#### WORK TO BE COMPLETED
Filter the entries down to the lines containing "General", and copy those lines.

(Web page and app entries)
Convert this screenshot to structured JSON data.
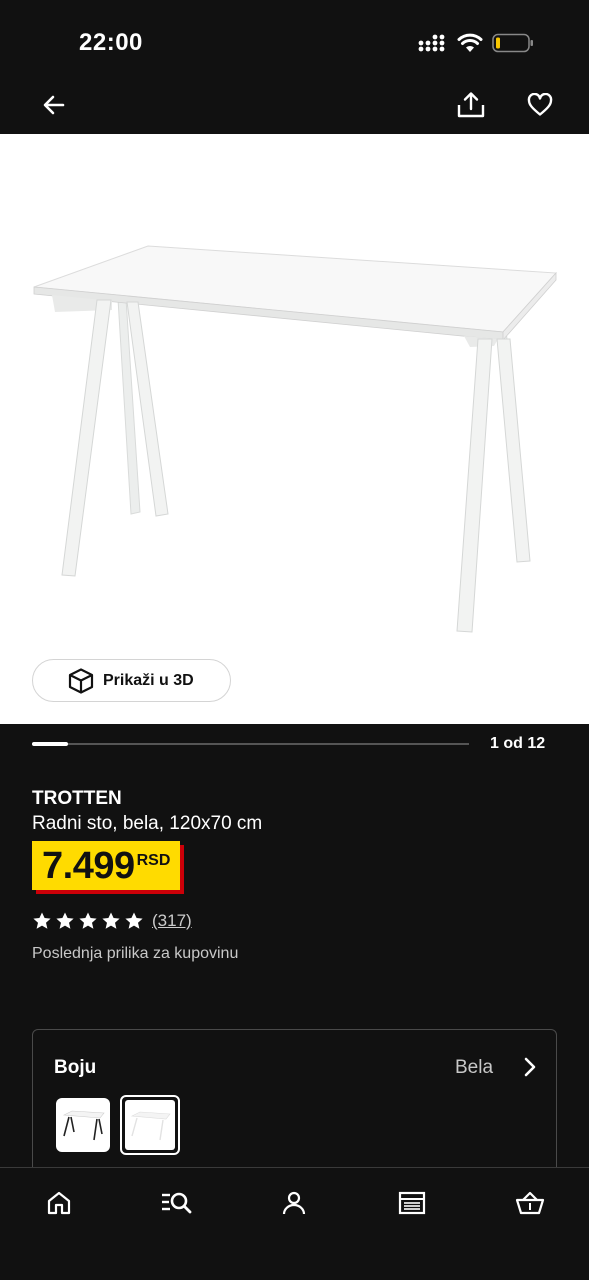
{
  "status_bar": {
    "time": "22:00"
  },
  "top_bar": {
    "back_icon": "arrow-left-icon",
    "share_icon": "share-icon",
    "favorite_icon": "heart-icon"
  },
  "gallery": {
    "view_3d_label": "Prikaži u 3D",
    "page_indicator": "1 od 12",
    "progress_fraction": 0.0833
  },
  "product": {
    "name": "TROTTEN",
    "description": "Radni sto, bela, 120x70 cm",
    "price": "7.499",
    "currency": "RSD",
    "rating_stars": 5,
    "rating_count": "(317)",
    "availability": "Poslednja prilika za kupovinu"
  },
  "color_selector": {
    "label": "Boju",
    "selected_value": "Bela",
    "options_count": 2,
    "selected_index": 1
  },
  "colors": {
    "price_yellow": "#ffdb00",
    "price_shadow_red": "#cc0008",
    "background": "#111111"
  },
  "bottom_nav": {
    "items": [
      "home-icon",
      "search-icon",
      "profile-icon",
      "store-icon",
      "cart-icon"
    ],
    "active": "search-icon"
  }
}
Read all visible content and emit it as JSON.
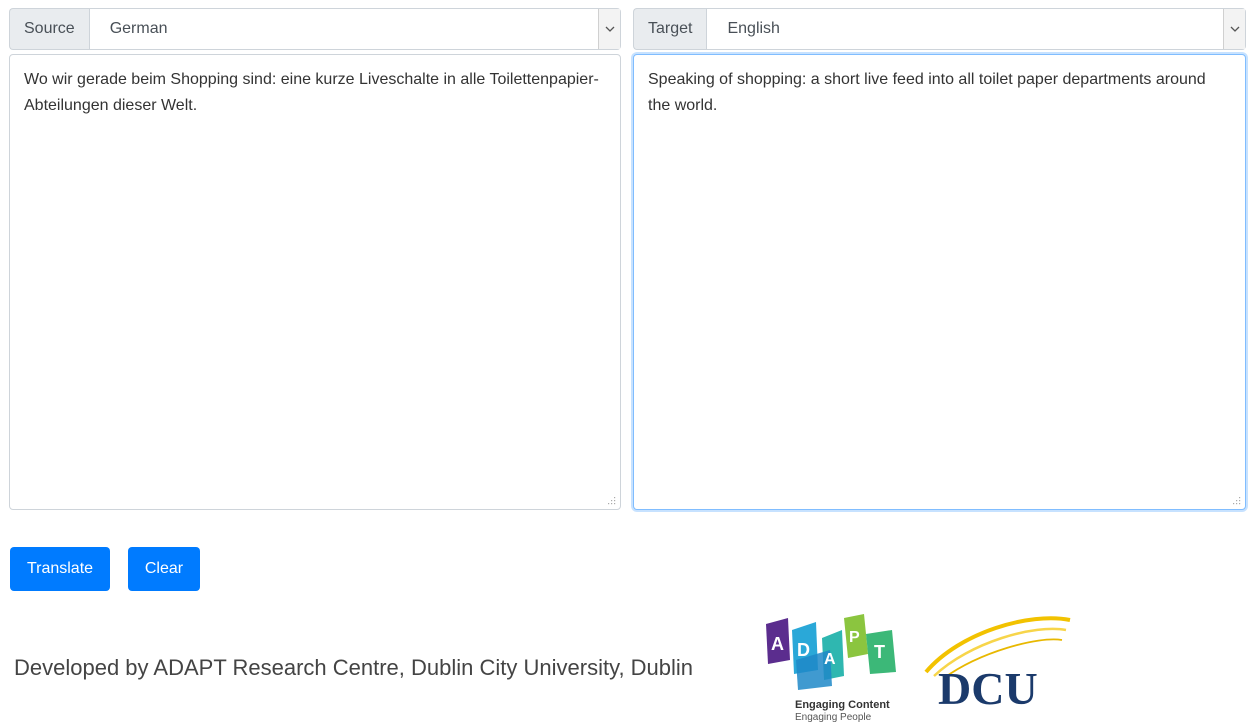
{
  "source": {
    "addon_label": "Source",
    "language": "German",
    "text": "Wo wir gerade beim Shopping sind: eine kurze Liveschalte in alle Toilettenpapier-Abteilungen dieser Welt."
  },
  "target": {
    "addon_label": "Target",
    "language": "English",
    "text": "Speaking of shopping: a short live feed into all toilet paper departments around the world."
  },
  "buttons": {
    "translate": "Translate",
    "clear": "Clear"
  },
  "footer": {
    "text": "Developed by ADAPT Research Centre, Dublin City University, Dublin",
    "adapt_logo": {
      "letters": [
        "A",
        "D",
        "A",
        "P",
        "T"
      ],
      "line1": "Engaging Content",
      "line2": "Engaging People"
    },
    "dcu_logo": {
      "text": "DCU"
    }
  },
  "colors": {
    "primary": "#007bff",
    "addon_bg": "#e9ecef",
    "border": "#ced4da",
    "focus_border": "#80bdff",
    "dcu_navy": "#1b3a6b",
    "dcu_gold": "#f2c200"
  }
}
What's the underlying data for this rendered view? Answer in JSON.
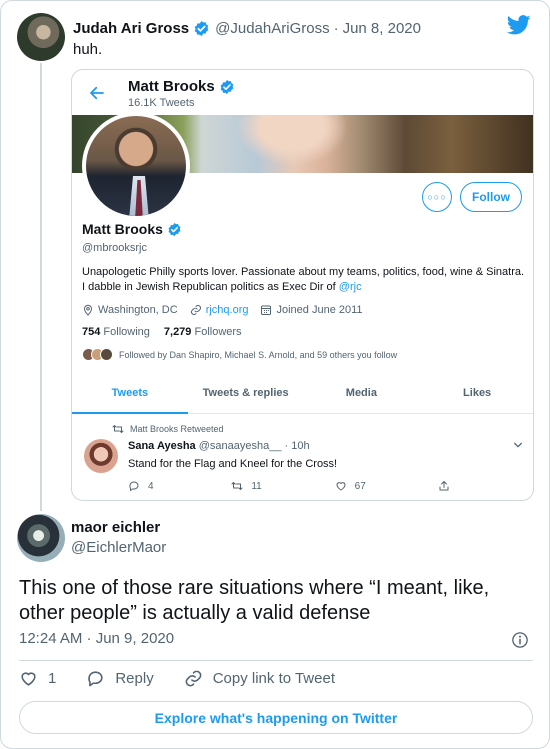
{
  "parent_tweet": {
    "author_name": "Judah Ari Gross",
    "handle": "@JudahAriGross",
    "separator": "·",
    "date": "Jun 8, 2020",
    "text": "huh."
  },
  "screenshot": {
    "profile_name": "Matt Brooks",
    "tweet_count": "16.1K Tweets",
    "more_button": "○○○",
    "follow_label": "Follow",
    "handle": "@mbrooksrjc",
    "bio_text": "Unapologetic Philly sports lover. Passionate about my teams, politics, food, wine & Sinatra. I dabble in Jewish Republican politics as Exec Dir of ",
    "bio_link": "@rjc",
    "location": "Washington, DC",
    "website": "rjchq.org",
    "joined": "Joined June 2011",
    "following_count": "754",
    "following_label": "Following",
    "followers_count": "7,279",
    "followers_label": "Followers",
    "followed_by": "Followed by Dan Shapiro, Michael S. Arnold, and 59 others you follow",
    "tabs": [
      "Tweets",
      "Tweets & replies",
      "Media",
      "Likes"
    ],
    "retweet_context": "Matt Brooks Retweeted",
    "rt_author_name": "Sana Ayesha",
    "rt_author_meta": "@sanaayesha__ · 10h",
    "rt_text": "Stand for the Flag and Kneel for the Cross!",
    "rt_replies": "4",
    "rt_retweets": "11",
    "rt_likes": "67"
  },
  "quote_tweet": {
    "author_name": "maor eichler",
    "handle": "@EichlerMaor",
    "text": "This one of those rare situations where “I meant, like, other people” is actually a valid defense",
    "timestamp": "12:24 AM · Jun 9, 2020",
    "like_count": "1",
    "reply_label": "Reply",
    "copy_link_label": "Copy link to Tweet"
  },
  "explore_label": "Explore what's happening on Twitter",
  "colors": {
    "accent": "#1d9bf0",
    "text": "#0f1419",
    "muted": "#536471",
    "border": "#cfd9de"
  }
}
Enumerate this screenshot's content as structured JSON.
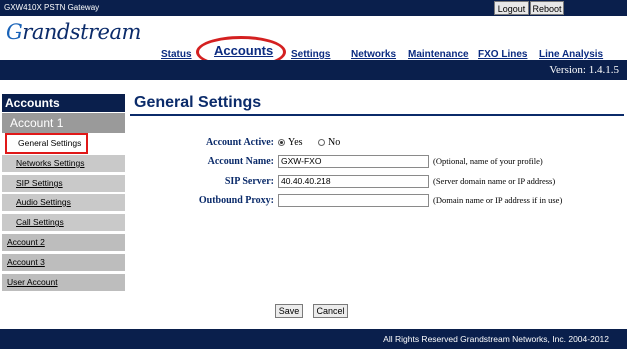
{
  "header": {
    "model": "GXW410X PSTN Gateway",
    "logout_label": "Logout",
    "reboot_label": "Reboot",
    "logo_text": "randstream",
    "logo_initial": "G",
    "version": "Version: 1.4.1.5"
  },
  "nav": {
    "status": "Status",
    "accounts": "Accounts",
    "settings": "Settings",
    "networks": "Networks",
    "maintenance": "Maintenance",
    "fxo_lines": "FXO Lines",
    "line_analysis": "Line Analysis"
  },
  "sidebar": {
    "heading": "Accounts",
    "account1": "Account 1",
    "items": [
      "General Settings",
      "Networks Settings",
      "SIP Settings",
      "Audio Settings",
      "Call Settings",
      "Account 2",
      "Account 3",
      "User Account"
    ]
  },
  "main": {
    "title": "General Settings",
    "account_active": {
      "label": "Account Active:",
      "yes": "Yes",
      "no": "No",
      "selected": "Yes"
    },
    "account_name": {
      "label": "Account Name:",
      "value": "GXW-FXO",
      "hint": "(Optional, name of your profile)"
    },
    "sip_server": {
      "label": "SIP Server:",
      "value": "40.40.40.218",
      "hint": "(Server domain name or IP address)"
    },
    "outbound_proxy": {
      "label": "Outbound Proxy:",
      "value": "",
      "hint": "(Domain name or IP address if in use)"
    },
    "save_label": "Save",
    "cancel_label": "Cancel"
  },
  "footer": {
    "copyright": "All Rights Reserved Grandstream Networks, Inc. 2004-2012"
  }
}
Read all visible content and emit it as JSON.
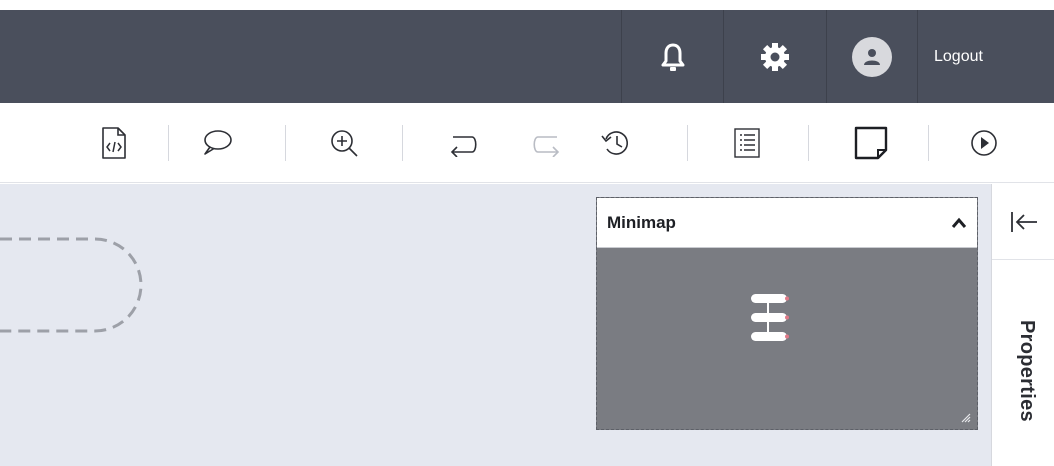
{
  "header": {
    "notifications_icon": "bell-icon",
    "settings_icon": "gear-icon",
    "avatar_icon": "user-avatar-icon",
    "logout_label": "Logout",
    "colors": {
      "background": "#4a4f5c",
      "text": "#ffffff"
    }
  },
  "toolbar": {
    "buttons": [
      {
        "name": "code-view-icon",
        "enabled": true
      },
      {
        "name": "comment-icon",
        "enabled": true
      },
      {
        "name": "zoom-in-icon",
        "enabled": true
      },
      {
        "name": "undo-icon",
        "enabled": true
      },
      {
        "name": "redo-icon",
        "enabled": false
      },
      {
        "name": "history-icon",
        "enabled": true
      },
      {
        "name": "list-icon",
        "enabled": true
      },
      {
        "name": "note-icon",
        "enabled": true
      },
      {
        "name": "play-icon",
        "enabled": true
      }
    ]
  },
  "minimap": {
    "title": "Minimap",
    "toggle_icon": "chevron-up-icon",
    "resize_icon": "resize-grip-icon"
  },
  "right_panel": {
    "collapse_icon": "collapse-left-icon",
    "properties_label": "Properties"
  },
  "canvas": {
    "background": "#e5e8f0"
  }
}
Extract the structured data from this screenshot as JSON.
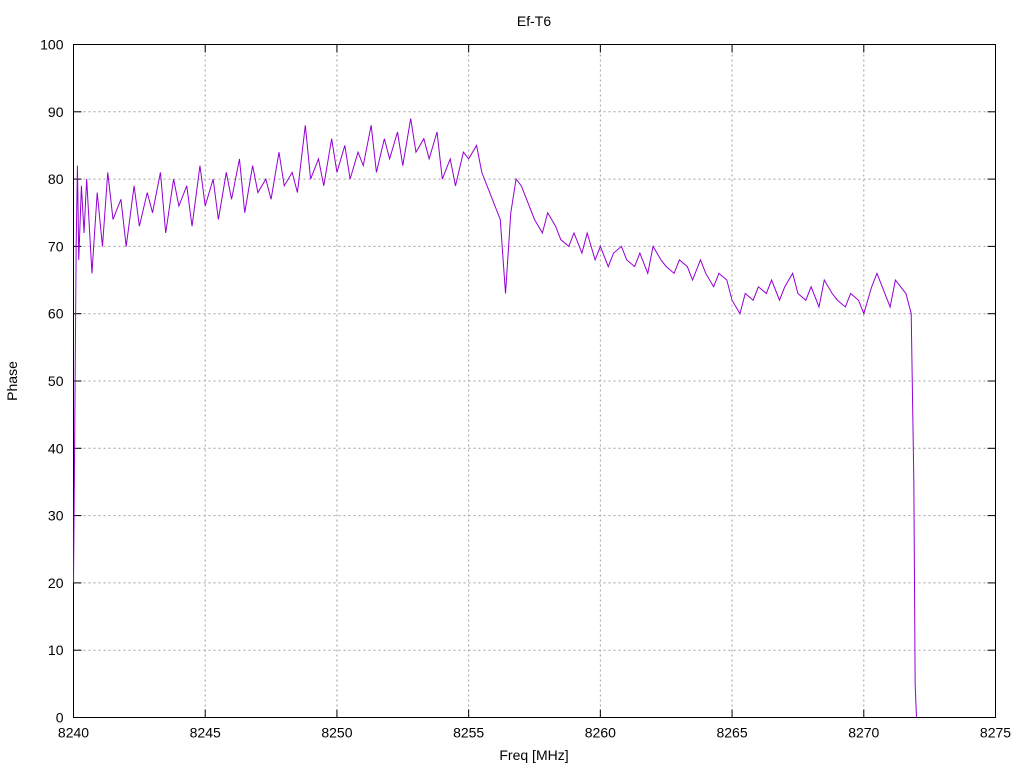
{
  "chart_data": {
    "type": "line",
    "title": "Ef-T6",
    "xlabel": "Freq [MHz]",
    "ylabel": "Phase",
    "xlim": [
      8240,
      8275
    ],
    "ylim": [
      0,
      100
    ],
    "xticks": [
      8240,
      8245,
      8250,
      8255,
      8260,
      8265,
      8270,
      8275
    ],
    "yticks": [
      0,
      10,
      20,
      30,
      40,
      50,
      60,
      70,
      80,
      90,
      100
    ],
    "grid": true,
    "legend": "none",
    "series": [
      {
        "color": "#9400d3",
        "x": [
          8240.0,
          8240.05,
          8240.1,
          8240.15,
          8240.2,
          8240.3,
          8240.4,
          8240.5,
          8240.7,
          8240.9,
          8241.1,
          8241.3,
          8241.5,
          8241.8,
          8242.0,
          8242.3,
          8242.5,
          8242.8,
          8243.0,
          8243.3,
          8243.5,
          8243.8,
          8244.0,
          8244.3,
          8244.5,
          8244.8,
          8245.0,
          8245.3,
          8245.5,
          8245.8,
          8246.0,
          8246.3,
          8246.5,
          8246.8,
          8247.0,
          8247.3,
          8247.5,
          8247.8,
          8248.0,
          8248.3,
          8248.5,
          8248.8,
          8249.0,
          8249.3,
          8249.5,
          8249.8,
          8250.0,
          8250.3,
          8250.5,
          8250.8,
          8251.0,
          8251.3,
          8251.5,
          8251.8,
          8252.0,
          8252.3,
          8252.5,
          8252.8,
          8253.0,
          8253.3,
          8253.5,
          8253.8,
          8254.0,
          8254.3,
          8254.5,
          8254.8,
          8255.0,
          8255.3,
          8255.5,
          8255.8,
          8256.0,
          8256.2,
          8256.4,
          8256.6,
          8256.8,
          8257.0,
          8257.3,
          8257.5,
          8257.8,
          8258.0,
          8258.3,
          8258.5,
          8258.8,
          8259.0,
          8259.3,
          8259.5,
          8259.8,
          8260.0,
          8260.3,
          8260.5,
          8260.8,
          8261.0,
          8261.3,
          8261.5,
          8261.8,
          8262.0,
          8262.3,
          8262.5,
          8262.8,
          8263.0,
          8263.3,
          8263.5,
          8263.8,
          8264.0,
          8264.3,
          8264.5,
          8264.8,
          8265.0,
          8265.3,
          8265.5,
          8265.8,
          8266.0,
          8266.3,
          8266.5,
          8266.8,
          8267.0,
          8267.3,
          8267.5,
          8267.8,
          8268.0,
          8268.3,
          8268.5,
          8268.8,
          8269.0,
          8269.3,
          8269.5,
          8269.8,
          8270.0,
          8270.3,
          8270.5,
          8270.8,
          8271.0,
          8271.2,
          8271.4,
          8271.6,
          8271.8,
          8271.9,
          8271.95,
          8272.0
        ],
        "y": [
          20,
          44,
          70,
          82,
          68,
          79,
          72,
          80,
          66,
          78,
          70,
          81,
          74,
          77,
          70,
          79,
          73,
          78,
          75,
          81,
          72,
          80,
          76,
          79,
          73,
          82,
          76,
          80,
          74,
          81,
          77,
          83,
          75,
          82,
          78,
          80,
          77,
          84,
          79,
          81,
          78,
          88,
          80,
          83,
          79,
          86,
          81,
          85,
          80,
          84,
          82,
          88,
          81,
          86,
          83,
          87,
          82,
          89,
          84,
          86,
          83,
          87,
          80,
          83,
          79,
          84,
          83,
          85,
          81,
          78,
          76,
          74,
          63,
          75,
          80,
          79,
          76,
          74,
          72,
          75,
          73,
          71,
          70,
          72,
          69,
          72,
          68,
          70,
          67,
          69,
          70,
          68,
          67,
          69,
          66,
          70,
          68,
          67,
          66,
          68,
          67,
          65,
          68,
          66,
          64,
          66,
          65,
          62,
          60,
          63,
          62,
          64,
          63,
          65,
          62,
          64,
          66,
          63,
          62,
          64,
          61,
          65,
          63,
          62,
          61,
          63,
          62,
          60,
          64,
          66,
          63,
          61,
          65,
          64,
          63,
          60,
          35,
          5,
          0
        ]
      }
    ]
  }
}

#### RESPONSE TO THIS EXERCISE
      "General Settings",
    "title": "General Settings",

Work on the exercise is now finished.